What is expected: Search the listing below for the word "label" and copy each line that holds it.

▬▬▬▬▬▬

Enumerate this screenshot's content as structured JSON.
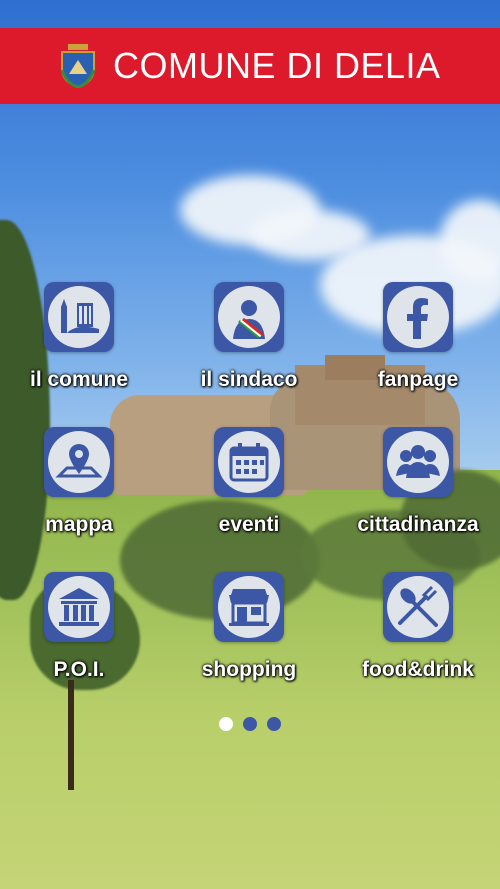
{
  "header": {
    "title": "COMUNE DI DELIA",
    "crest_icon": "municipal-crest"
  },
  "menu": [
    {
      "label": "il comune",
      "icon": "town-buildings-icon"
    },
    {
      "label": "il sindaco",
      "icon": "mayor-icon"
    },
    {
      "label": "fanpage",
      "icon": "facebook-icon"
    },
    {
      "label": "mappa",
      "icon": "map-pin-icon"
    },
    {
      "label": "eventi",
      "icon": "calendar-icon"
    },
    {
      "label": "cittadinanza",
      "icon": "people-icon"
    },
    {
      "label": "P.O.I.",
      "icon": "monument-icon"
    },
    {
      "label": "shopping",
      "icon": "shop-icon"
    },
    {
      "label": "food&drink",
      "icon": "fork-spoon-icon"
    }
  ],
  "pager": {
    "pages": 3,
    "active": 1
  },
  "colors": {
    "header": "#dc1a2b",
    "tile": "#3c57a6",
    "label": "#ffffff"
  }
}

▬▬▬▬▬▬

Your solution:
      "label": "il comune",
      "label": "il sindaco",
      "label": "fanpage",
      "label": "mappa",
      "label": "eventi",
      "label": "cittadinanza",
      "label": "P.O.I.",
      "label": "shopping",
      "label": "food&drink",
    "label": "#ffffff"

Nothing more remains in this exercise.